▶ [What is required]
Each line of the records that holds the word "heading" should be copied out.
========================================
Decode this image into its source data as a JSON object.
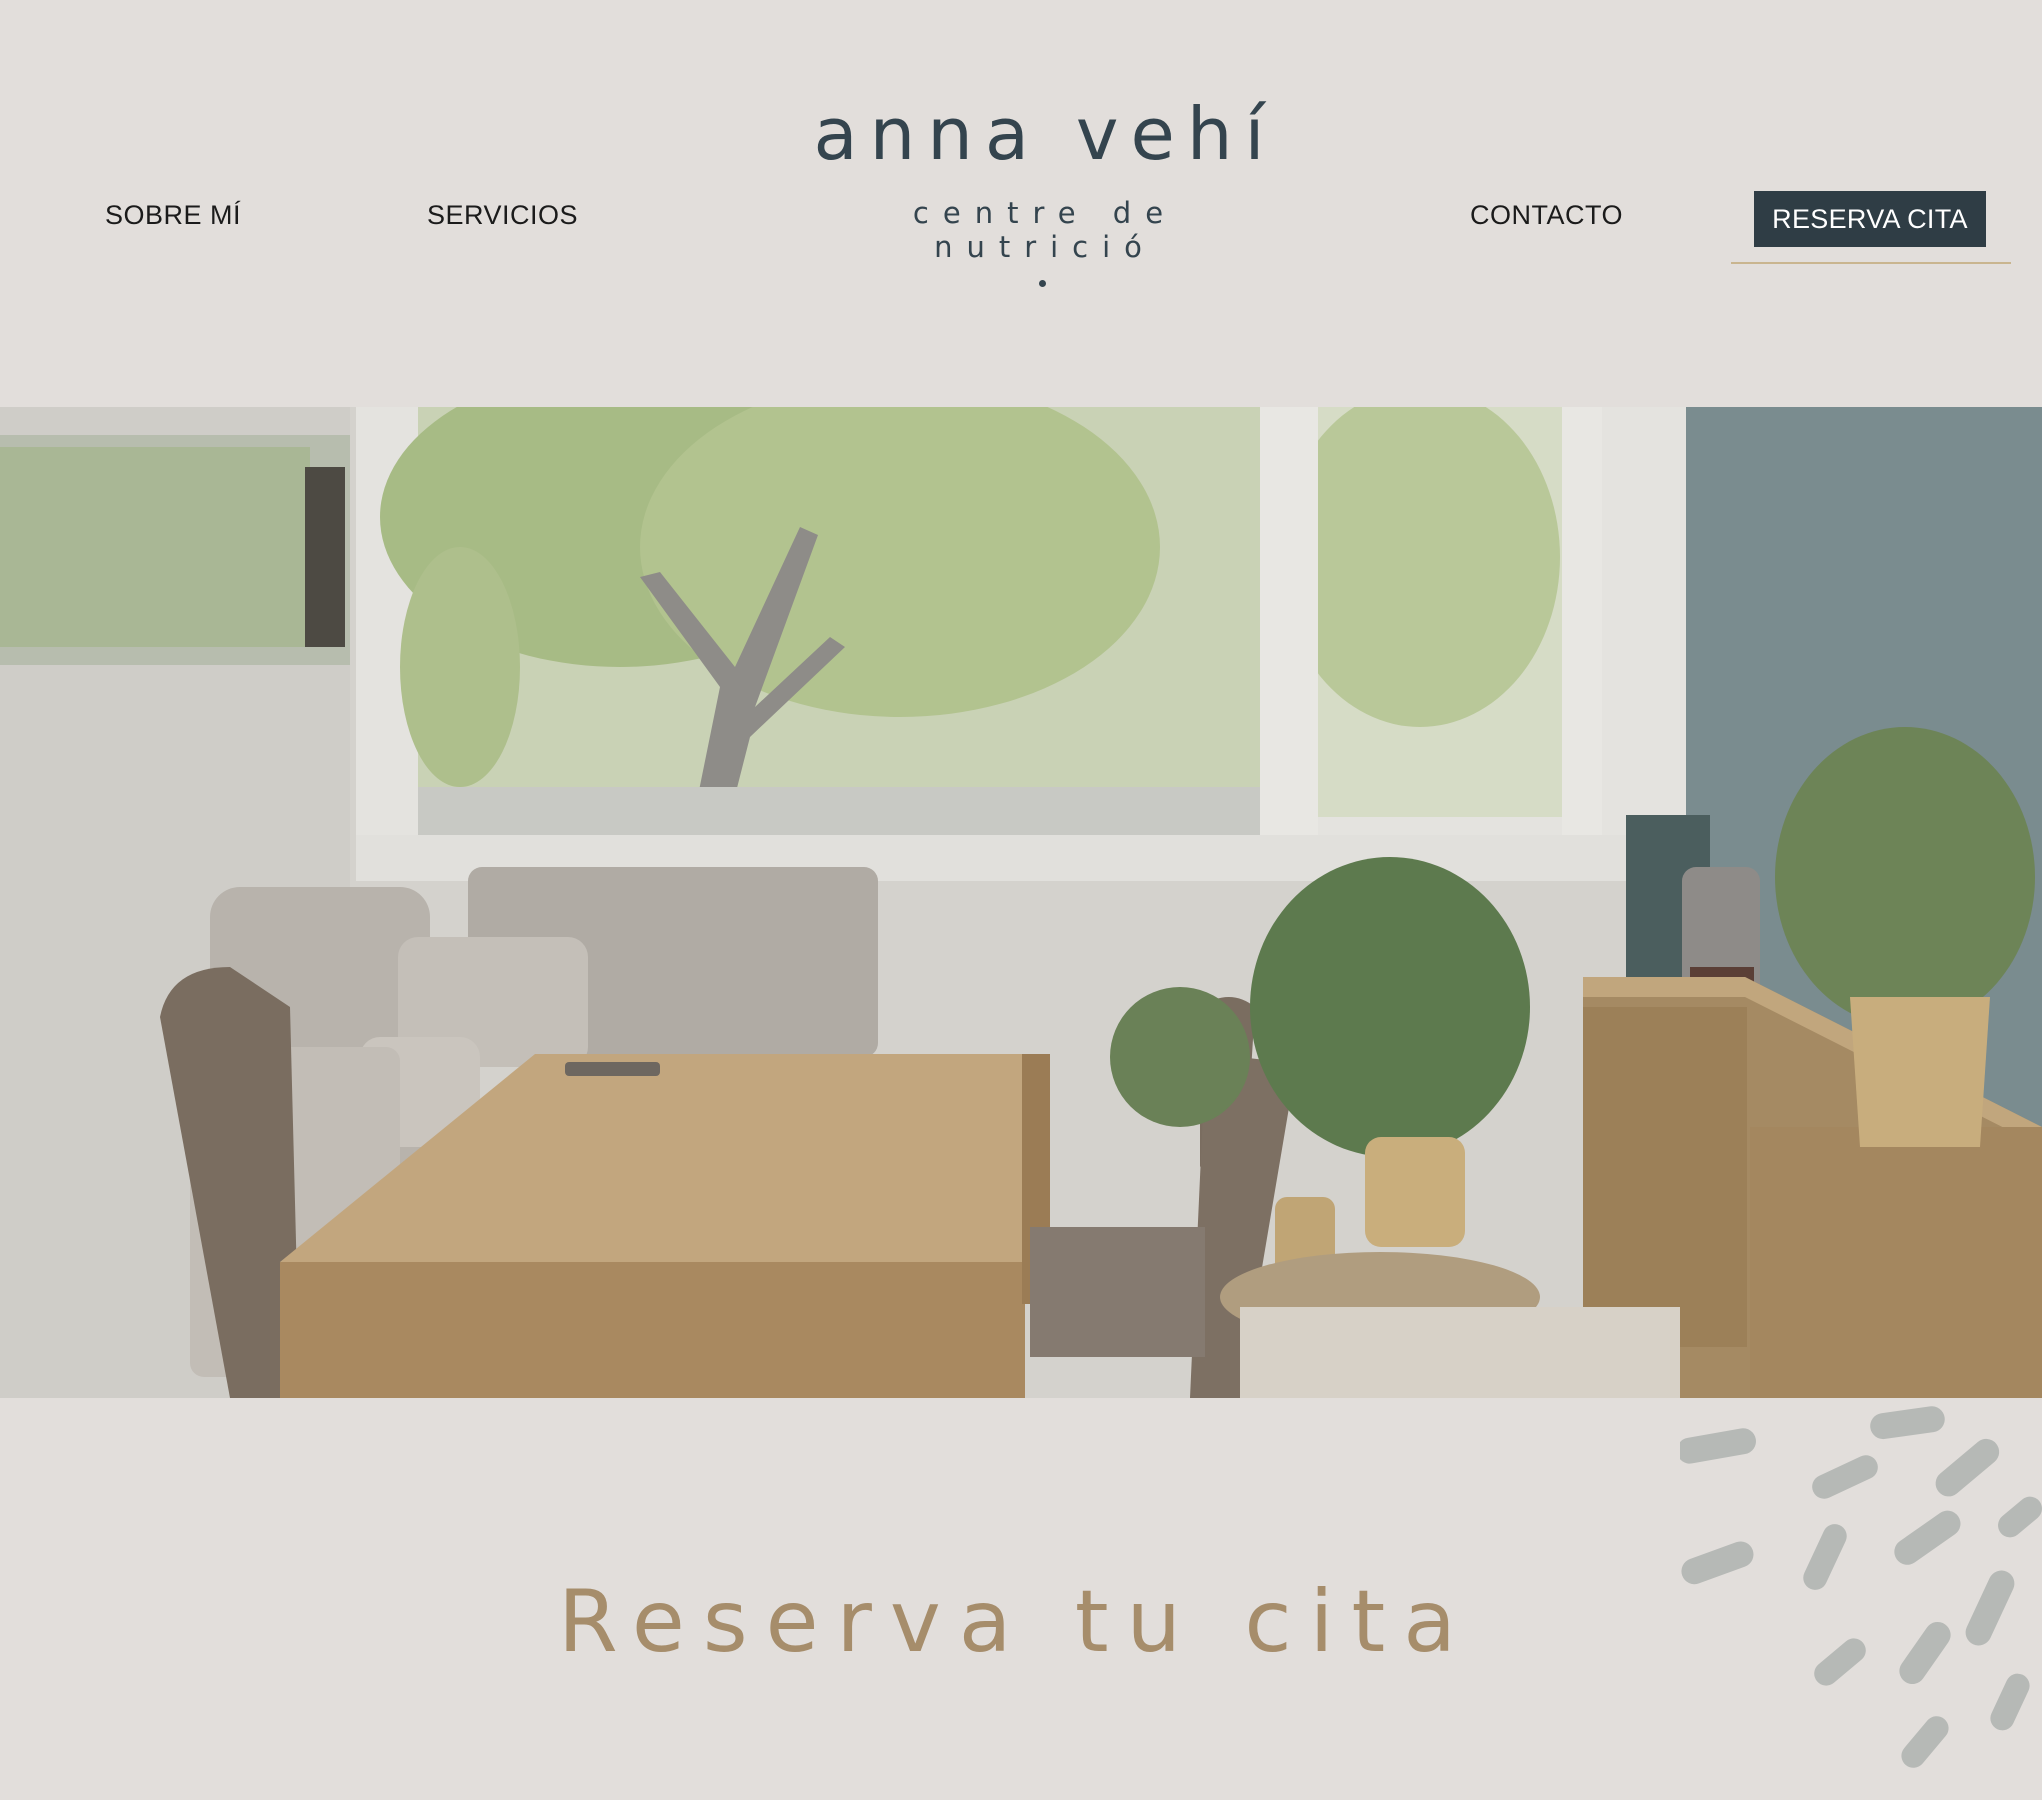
{
  "nav": {
    "left": [
      "SOBRE MÍ",
      "SERVICIOS"
    ],
    "right": [
      "CONTACTO"
    ],
    "cta_label": "RESERVA CITA"
  },
  "logo": {
    "name": "anna vehí",
    "subtitle": "centre de nutrició"
  },
  "hero": {
    "image_icon": "office-interior-photo"
  },
  "section": {
    "heading": "Reserva tu cita"
  },
  "colors": {
    "background": "#e2dedb",
    "logo": "#34444e",
    "button": "#2f3d45",
    "accent_line": "#c9b58f",
    "heading": "#a68d6b",
    "decor": "#b6b9b6"
  }
}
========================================
▶ [Response to this task]
    "heading": "Reserva tu cita"
    "heading": "#a68d6b",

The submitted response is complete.